IT’S taken seven tortuous hours, a screeching bird, a huge dress and the blare of a truck’s horn to do it, but I finally say the words that have been haunting me for months: “Getting married sucks!”
The words ricochet around the Mazda 2’s cabin like a bouncy ball, but mercifully don’t wake my beautiful wife-to-be, who’s doing her best impersonation of a sleeping zombie in the passenger seat.
We’re en route from Melbourne to Sydney to get hitched, an overnight road trip that’s been 18 months in the planning, and one I now realise is a mistake. The road trip part, not the married bit.
It’s 10pm, I’m tired after a full day at work and the little 2 is so crammed with wedding paraphernalia it feels like a coffin. Even worse, as good as the 2 has been in suburbia, it’s less convincing on the freeway.
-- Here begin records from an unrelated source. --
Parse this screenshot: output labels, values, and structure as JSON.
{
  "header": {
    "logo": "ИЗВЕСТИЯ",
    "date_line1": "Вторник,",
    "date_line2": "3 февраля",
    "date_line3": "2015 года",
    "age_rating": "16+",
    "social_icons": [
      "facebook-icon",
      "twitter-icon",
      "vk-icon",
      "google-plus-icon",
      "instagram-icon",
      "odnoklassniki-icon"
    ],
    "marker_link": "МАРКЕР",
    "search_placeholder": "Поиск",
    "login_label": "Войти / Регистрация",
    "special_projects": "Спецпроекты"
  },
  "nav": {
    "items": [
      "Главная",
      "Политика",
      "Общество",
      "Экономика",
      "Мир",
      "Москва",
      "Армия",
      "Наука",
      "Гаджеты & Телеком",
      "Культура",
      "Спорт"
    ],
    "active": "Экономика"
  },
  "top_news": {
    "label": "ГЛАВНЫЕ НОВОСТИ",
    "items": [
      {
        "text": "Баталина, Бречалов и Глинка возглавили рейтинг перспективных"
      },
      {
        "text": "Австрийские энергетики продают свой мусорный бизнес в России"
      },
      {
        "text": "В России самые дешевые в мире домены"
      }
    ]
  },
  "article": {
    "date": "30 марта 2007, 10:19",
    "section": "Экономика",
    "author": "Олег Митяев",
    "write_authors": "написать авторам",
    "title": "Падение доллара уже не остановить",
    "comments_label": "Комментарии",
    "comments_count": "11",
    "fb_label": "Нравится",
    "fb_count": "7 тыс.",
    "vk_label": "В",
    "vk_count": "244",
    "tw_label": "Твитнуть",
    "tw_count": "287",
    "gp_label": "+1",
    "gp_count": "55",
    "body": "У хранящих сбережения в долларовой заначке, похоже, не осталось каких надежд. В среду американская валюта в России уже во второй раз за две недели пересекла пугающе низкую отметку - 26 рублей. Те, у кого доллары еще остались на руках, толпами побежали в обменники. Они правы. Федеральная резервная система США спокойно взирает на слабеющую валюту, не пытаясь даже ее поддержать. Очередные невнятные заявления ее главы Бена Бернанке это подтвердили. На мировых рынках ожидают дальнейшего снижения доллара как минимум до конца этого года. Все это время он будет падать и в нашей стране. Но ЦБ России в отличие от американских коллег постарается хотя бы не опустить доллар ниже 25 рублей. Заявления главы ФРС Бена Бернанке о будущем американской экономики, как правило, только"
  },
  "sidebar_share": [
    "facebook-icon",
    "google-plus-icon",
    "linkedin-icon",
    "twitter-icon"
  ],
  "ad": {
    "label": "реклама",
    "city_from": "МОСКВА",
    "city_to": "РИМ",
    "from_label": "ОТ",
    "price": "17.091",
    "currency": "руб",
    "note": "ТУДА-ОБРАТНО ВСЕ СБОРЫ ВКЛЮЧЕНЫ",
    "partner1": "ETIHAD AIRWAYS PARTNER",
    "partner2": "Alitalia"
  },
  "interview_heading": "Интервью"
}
This is the second intestate dash we’ve tackled in the 2 (oh, the joys of planning a Sydney wedding from Melbourne) and both trips have been plagued by road and wind noise, a bugbear of Mazdas for many years. The roar is so pronounced I actually pulled over on our first trip to ensure the boot and rear doors were closed. Sadly, they were.
But while your ears take a pummelling, I can’t fault the 2 for interior comfort. The cloth seats are supportive and well made, the driving position excellent, the air-con freezing and faultless, and I absolutely love the head-up display, which still feels like a novelty in a $20K city car. It means that, while its below-par NVH can be tiring, even tall blokes like me can clamber out after a 10-hour stint without a sore back or stiff legs.
Then there’s how much crap the 2 can swallow. Its 250-litre boot capacity is hardly class-leading, but with both the rear seats folded flat I’ve managed to squeeze into the cabin two suitcases, all our wedding equipment and a wedding dress so large it has several moons. There’s even room in the back for a small birdcage occupied by a screeching cockatiel named Alfie, which my future wife is ferrying to its new home in Sydney. Bless her.
Another blessing is the 2’s frugal economy, with its amazing 1.5-litre donk sipping just 5.5L/100km up the Hume. On the freeway the atmo four cruises quietly and effortlessly, and is so flexible you just leave it in sixth. Only the hills around Yass require some quick downshifts back to fourth.
Lots of positives, then, but the 2’s lack of refinement at highway speeds is hard to ignore. It’s a shame, not only because the rest of the package is so convincing but because, after 10 hours of slogging on the freeway, it’s enough to drive you spare.
Just like wedding planning.
This article was originally published in Wheels July 2015.
Click here to read the full range review on the Mazda 2